Catawba Graduates Set Sights on Their Futures
May 15, 2010
With their sights set on their futures, 276 Catawba College graduates received their diplomas Saturday, May 15 in two separate ceremonies held in Keppel Auditorium on campus. The ceremonies marked the institution's 159th year, but marked for most of the graduates, the beginning of their professional journeys.
"I'll be going to one of the top schools for education in the country and I would never have dreamed of that," said 2010 Catawba College graduate Andrea Clabaugh of York, Pa. Clabaugh, who majored in psychology and minored in German at Catawba, will enter a yearlong Master of Arts in Teaching program at Johns Hopkins University in Baltimore, Md., in July. She was one of only 15 students accepted into the School Immersion program there and is hoping that a master's degree from such a prestigious institution "will open doors."
Kali McCullough of Columbia, Tenn., will be heading to France in September. The Catawba honors graduate who majored in French has landed a paid assistantship sponsored by the French Ministry of Education and the Cultural Services Department of the French Embassy in Washington, D.C. She will be one of 1,500 American citizens working as teaching assistants in a cultural exchange program aimed at strengthening English language speaking abilities of French students. She will be stationed in Dijon and will spend nine months teaching English to elementary-aged French students.
"It's exciting to already have ae job and to be able to avoid the U.S. economy by moving out of the country," McCullough said. "I'm really excited about doing something that no one I know has ever done before."
Twenty-year-old Lisa Easter of Landera Ranch, Calif., worked hard to complete her degree in music business so she could graduate in three years instead of four. She wanted to get into the music business field early. "The younger you are when you get into the industry, the deeper you can delve into it," she explained last fall.
Easter learned in late January that she had landed a job as a "merch girl" (selling merchandise) for the band Automatic Loveletter on the Vans' Warped Tour that runs from June 24 through August 15. This will be Easter's second consecutive year on the Warped Tour and although she is not quite living her dream as performer, she will be working in the music industry.
"I'll be teaching guitar this summer in Catawba's Community Music program and doing the tour thing," explained graduate Derek Daisey of Milton, Del., also a music business major. "In August, I'll relocate to Charleston, S.C., and try to teach there, do the music thing, work on a new album and all that."

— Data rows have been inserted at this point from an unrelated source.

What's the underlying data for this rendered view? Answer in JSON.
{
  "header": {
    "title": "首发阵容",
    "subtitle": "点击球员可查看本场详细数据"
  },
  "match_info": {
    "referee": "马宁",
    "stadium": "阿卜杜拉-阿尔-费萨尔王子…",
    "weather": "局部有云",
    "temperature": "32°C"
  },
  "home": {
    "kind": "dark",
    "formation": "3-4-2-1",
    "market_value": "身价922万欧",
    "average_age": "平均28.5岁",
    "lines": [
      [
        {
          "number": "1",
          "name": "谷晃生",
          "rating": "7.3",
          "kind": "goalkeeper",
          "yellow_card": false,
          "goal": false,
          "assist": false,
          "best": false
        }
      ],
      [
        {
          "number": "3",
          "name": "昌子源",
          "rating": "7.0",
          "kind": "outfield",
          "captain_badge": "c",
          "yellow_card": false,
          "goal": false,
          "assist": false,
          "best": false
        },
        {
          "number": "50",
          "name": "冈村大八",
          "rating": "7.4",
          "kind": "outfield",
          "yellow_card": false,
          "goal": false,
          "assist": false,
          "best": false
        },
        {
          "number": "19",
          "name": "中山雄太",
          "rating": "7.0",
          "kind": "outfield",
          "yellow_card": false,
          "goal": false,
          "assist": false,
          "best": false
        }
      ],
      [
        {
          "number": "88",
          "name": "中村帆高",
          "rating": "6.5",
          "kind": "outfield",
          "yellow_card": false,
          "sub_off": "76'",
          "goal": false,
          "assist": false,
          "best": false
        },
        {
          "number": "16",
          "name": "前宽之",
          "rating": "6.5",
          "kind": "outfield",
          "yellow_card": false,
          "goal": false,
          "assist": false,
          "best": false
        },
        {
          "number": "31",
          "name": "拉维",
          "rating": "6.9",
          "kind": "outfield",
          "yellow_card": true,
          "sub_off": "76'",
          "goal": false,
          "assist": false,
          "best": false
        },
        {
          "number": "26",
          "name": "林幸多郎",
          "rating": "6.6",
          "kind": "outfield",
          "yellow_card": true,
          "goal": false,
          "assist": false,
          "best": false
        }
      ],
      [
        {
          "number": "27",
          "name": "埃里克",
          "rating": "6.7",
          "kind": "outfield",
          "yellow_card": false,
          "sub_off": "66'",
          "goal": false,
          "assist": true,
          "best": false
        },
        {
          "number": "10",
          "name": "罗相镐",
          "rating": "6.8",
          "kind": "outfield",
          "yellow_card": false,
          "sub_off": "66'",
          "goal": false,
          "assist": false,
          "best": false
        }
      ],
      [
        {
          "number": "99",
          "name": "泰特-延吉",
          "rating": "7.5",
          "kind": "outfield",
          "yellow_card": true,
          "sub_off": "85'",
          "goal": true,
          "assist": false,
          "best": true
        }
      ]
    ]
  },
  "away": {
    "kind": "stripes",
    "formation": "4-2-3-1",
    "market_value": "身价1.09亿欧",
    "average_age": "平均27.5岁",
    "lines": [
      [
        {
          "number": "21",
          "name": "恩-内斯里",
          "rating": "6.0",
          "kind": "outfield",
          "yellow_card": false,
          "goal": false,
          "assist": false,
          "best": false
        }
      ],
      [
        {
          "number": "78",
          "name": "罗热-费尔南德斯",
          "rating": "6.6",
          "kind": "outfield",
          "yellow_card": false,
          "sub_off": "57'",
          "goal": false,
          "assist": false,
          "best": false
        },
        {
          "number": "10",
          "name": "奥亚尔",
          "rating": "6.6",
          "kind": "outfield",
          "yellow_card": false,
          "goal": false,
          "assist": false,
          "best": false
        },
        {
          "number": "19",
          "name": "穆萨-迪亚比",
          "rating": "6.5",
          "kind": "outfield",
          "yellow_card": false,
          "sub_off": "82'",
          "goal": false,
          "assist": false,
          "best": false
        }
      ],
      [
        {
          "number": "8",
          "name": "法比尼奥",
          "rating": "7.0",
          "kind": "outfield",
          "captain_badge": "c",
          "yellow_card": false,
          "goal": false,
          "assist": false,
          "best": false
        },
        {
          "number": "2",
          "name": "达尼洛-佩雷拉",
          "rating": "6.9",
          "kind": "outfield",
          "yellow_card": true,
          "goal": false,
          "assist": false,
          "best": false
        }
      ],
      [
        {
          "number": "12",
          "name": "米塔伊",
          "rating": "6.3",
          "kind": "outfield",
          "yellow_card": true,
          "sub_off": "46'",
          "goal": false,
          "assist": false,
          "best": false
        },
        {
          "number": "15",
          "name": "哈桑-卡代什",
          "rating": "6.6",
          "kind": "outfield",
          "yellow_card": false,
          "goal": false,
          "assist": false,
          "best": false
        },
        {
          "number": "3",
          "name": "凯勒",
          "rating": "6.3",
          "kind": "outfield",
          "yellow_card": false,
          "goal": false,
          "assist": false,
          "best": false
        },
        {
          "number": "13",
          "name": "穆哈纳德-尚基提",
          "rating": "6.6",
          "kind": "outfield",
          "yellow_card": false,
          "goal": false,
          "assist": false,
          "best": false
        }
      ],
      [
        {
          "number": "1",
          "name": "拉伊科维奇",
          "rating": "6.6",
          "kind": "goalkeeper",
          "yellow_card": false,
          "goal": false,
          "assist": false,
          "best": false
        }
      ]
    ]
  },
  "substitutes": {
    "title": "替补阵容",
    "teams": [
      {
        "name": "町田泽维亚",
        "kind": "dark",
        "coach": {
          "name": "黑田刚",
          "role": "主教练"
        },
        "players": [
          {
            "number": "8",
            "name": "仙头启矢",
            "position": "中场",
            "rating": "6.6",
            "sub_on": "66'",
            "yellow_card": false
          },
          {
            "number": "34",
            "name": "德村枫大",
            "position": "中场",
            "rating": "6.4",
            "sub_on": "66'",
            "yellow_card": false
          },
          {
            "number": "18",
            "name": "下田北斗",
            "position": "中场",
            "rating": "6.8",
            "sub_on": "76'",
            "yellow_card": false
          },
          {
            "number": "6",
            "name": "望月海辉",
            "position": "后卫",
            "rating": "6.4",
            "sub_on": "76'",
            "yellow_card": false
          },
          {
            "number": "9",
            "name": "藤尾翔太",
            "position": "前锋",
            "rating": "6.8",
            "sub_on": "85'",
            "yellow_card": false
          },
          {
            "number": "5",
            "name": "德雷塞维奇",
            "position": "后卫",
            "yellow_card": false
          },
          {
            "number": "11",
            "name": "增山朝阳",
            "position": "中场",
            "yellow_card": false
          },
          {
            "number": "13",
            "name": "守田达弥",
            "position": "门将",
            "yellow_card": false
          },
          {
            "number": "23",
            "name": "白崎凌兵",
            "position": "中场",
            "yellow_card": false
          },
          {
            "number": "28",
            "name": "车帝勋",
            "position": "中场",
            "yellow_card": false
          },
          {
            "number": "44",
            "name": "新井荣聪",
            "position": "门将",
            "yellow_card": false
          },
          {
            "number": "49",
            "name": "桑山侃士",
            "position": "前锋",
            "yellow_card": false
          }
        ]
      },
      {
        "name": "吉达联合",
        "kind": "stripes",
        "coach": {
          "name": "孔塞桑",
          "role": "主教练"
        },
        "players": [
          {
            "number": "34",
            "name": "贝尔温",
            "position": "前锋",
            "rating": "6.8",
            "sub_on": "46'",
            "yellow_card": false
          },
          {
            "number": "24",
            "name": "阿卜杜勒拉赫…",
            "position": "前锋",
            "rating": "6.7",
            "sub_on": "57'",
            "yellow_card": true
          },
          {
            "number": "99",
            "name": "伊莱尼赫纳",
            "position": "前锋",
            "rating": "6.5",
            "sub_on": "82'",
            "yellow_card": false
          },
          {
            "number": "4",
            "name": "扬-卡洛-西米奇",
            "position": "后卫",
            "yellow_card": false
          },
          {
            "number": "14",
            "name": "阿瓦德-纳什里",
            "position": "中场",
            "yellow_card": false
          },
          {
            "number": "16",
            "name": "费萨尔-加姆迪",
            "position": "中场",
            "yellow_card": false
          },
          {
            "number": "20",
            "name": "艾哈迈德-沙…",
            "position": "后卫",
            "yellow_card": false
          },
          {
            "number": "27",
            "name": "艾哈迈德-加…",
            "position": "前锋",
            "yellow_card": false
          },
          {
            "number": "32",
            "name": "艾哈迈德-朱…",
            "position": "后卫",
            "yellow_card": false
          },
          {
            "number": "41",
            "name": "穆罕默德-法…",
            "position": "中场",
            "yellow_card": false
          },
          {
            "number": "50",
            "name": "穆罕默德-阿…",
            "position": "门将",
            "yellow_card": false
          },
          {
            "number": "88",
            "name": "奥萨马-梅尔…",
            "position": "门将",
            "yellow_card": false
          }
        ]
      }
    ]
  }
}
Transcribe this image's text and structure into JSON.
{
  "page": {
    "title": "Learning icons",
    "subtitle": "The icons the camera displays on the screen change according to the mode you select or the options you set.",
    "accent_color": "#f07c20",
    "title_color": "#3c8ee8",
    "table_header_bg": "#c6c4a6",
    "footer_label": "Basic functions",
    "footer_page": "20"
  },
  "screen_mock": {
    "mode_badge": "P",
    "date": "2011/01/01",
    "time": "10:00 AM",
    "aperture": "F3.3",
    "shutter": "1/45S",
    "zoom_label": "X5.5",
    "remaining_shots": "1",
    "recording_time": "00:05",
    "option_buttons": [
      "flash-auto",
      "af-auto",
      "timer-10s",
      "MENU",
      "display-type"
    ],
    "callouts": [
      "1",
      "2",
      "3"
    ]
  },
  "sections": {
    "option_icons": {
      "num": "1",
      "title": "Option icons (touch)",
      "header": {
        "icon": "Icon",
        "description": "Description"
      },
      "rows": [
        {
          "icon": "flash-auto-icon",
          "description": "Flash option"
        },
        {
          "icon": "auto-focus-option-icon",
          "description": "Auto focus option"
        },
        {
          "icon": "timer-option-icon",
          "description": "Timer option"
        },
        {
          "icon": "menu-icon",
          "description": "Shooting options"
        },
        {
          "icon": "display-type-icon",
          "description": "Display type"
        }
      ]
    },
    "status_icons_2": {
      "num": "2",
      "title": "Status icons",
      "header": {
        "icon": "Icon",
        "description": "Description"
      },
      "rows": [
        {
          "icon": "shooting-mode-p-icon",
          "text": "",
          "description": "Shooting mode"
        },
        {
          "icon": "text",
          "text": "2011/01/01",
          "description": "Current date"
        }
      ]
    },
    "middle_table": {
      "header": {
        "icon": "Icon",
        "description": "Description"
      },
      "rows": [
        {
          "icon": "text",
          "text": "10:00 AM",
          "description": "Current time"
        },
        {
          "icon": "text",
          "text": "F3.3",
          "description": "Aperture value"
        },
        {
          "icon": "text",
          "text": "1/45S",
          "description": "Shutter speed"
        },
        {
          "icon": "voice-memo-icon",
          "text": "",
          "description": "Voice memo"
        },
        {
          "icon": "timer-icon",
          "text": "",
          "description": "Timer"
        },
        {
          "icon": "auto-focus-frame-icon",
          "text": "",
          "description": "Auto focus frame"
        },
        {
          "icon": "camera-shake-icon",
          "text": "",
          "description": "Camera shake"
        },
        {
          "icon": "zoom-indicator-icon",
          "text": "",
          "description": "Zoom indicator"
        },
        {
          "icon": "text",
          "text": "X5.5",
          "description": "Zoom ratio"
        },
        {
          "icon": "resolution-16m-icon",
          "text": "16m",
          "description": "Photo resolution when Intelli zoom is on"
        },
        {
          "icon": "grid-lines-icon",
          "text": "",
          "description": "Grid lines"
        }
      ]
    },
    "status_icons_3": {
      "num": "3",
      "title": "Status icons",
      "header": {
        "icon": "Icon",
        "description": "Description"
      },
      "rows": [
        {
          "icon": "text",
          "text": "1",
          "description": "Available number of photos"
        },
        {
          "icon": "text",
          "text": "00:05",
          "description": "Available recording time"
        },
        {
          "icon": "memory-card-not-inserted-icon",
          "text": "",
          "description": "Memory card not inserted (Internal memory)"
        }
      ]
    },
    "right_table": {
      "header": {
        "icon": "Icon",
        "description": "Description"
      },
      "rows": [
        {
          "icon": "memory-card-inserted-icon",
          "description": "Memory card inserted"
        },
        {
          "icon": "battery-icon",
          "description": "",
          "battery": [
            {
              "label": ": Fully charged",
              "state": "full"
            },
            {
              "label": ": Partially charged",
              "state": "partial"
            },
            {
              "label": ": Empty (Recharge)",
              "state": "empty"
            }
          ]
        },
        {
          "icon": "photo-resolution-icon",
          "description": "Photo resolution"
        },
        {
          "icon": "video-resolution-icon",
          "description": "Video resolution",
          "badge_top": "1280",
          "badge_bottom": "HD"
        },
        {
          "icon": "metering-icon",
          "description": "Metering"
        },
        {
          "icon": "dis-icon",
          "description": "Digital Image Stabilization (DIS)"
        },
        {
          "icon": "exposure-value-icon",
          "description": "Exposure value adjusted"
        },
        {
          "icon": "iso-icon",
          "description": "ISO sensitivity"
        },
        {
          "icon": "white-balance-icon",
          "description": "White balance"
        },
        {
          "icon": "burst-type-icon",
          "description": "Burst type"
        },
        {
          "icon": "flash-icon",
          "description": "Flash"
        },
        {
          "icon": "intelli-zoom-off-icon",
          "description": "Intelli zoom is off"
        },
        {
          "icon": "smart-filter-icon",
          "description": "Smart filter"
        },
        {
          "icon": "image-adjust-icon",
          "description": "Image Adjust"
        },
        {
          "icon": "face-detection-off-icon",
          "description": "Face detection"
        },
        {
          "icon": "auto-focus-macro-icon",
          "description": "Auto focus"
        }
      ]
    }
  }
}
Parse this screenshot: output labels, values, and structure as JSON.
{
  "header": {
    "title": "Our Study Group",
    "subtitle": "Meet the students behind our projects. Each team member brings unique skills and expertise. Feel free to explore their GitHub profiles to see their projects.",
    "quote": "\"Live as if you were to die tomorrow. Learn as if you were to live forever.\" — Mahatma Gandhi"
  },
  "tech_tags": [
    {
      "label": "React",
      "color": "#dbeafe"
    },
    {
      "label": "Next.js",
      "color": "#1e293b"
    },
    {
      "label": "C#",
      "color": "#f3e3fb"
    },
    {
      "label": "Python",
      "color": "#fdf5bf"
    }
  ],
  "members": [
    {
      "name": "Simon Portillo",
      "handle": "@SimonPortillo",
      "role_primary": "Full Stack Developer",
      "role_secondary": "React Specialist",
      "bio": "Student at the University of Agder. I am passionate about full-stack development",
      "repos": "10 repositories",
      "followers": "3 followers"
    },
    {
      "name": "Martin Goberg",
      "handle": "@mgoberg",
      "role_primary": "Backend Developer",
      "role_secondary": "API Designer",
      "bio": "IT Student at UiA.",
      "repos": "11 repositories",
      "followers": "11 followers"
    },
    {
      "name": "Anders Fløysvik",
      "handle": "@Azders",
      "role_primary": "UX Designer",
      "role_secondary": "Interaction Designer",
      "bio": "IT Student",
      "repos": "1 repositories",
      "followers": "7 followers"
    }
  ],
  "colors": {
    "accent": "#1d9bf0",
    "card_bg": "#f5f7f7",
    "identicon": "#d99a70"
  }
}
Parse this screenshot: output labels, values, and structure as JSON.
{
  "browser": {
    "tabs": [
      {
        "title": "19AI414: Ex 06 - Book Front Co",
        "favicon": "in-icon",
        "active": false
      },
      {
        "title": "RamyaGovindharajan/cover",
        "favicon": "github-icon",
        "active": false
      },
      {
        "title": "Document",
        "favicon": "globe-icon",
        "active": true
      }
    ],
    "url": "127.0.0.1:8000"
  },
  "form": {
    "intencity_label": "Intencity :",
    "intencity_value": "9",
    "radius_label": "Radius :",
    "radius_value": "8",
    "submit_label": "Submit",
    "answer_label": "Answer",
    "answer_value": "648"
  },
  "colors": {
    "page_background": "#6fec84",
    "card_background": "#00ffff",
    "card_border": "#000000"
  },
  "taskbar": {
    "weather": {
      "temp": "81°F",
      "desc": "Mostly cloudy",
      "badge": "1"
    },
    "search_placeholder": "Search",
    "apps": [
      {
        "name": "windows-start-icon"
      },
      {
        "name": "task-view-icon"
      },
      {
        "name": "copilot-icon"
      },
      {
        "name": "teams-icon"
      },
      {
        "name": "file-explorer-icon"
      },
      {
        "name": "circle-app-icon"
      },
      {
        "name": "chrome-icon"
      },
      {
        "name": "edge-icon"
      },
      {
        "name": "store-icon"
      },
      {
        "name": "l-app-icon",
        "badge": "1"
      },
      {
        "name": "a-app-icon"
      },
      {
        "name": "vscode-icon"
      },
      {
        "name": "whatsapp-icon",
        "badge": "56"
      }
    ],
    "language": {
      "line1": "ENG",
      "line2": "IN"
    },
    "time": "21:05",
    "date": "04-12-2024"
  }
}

Graduate Cyle Peterson of Campbell River, British Columbia, Canada, is going to law school at the University of Victoria this fall, while graduate Tim Livengood of Salisbury will enter graduate school at Pfeiffer University, pursuing a master's degree in leadership and organizational change.
"With the job market like it is now, it's easier to go to graduate school than to try to obtain a job and try to go to graduate school later," Livengood said.
Others in Catawba's class of 2010 are less certain of their plans after graduation.
"I think the relief came when I saw those final grades," noted graduate Rob Fields of Orangeburg, S.C., who played basketball during his four years at Catawba. "For me, graduation is a case of completion. For me, that's a special feeling that I actually got this done and I did it well." Fields wants to go to graduate school or to play basketball overseas, but he has not yet finalized his plans.
Neither has graduate Christine Shuster of Jackson, N.J. "I plan to move back home and get a job in New York," she said.
President's Charge to the Graduates
During his charge to the graduates, President Dr. W. Craig Turner shared advice he found in a piece of great literature.
Reading a passage from Harper Lee's novel "To Kill a Mockingbird," Turner recalled the characters of Boo Raldey and Atticus Finch. He pointed out Atticus Finch's "capacity to see differing points of view, to choose the moral course of action (regardless of what others say), and to demonstrate a heart that reaches out in compassion." He encouraged the graduates "to stand in others' shoes with a compassionate, caring heart."
Retiring Faculty Member Honored
Catawba's commencement exercises marked the final academic year for faculty member, Dr. Albert E. "Robin" Roberts, who is retiring from the college after 40 years of service. Roberts, a professor and chair of psychology, received notoriety during his tenure for his research work in neuroimaging. When he first began, his research was in stroke and stroke prognosis, but he later moved into Alzheimer's research. He used the transcranial Doppler machine to determine how the speed of blood changes when people think or do various tasks. His research work led to grants, including one from the National institute of Health, and took him to international conferences in places like Austria, Germany, Canada, and Puerto Rico. His papers were published in a variety of scholarly periodicals.
At Catawba, Roberts was honored in 1982 as the recipients of the Swink Prize for Outstanding Classroom Teaching, and in 1997, he was named Catawba's Jefferson-Pilot Professor of Humanities. At the college's Awards Convocation in April of this year, Roberts received the Trustee Award for Outstanding Contribution to the College.
Married to wife Sally, Roberts and she make their home in Salisbury and are parents of an adult son and daughter, and are grandparents to four grandchildren.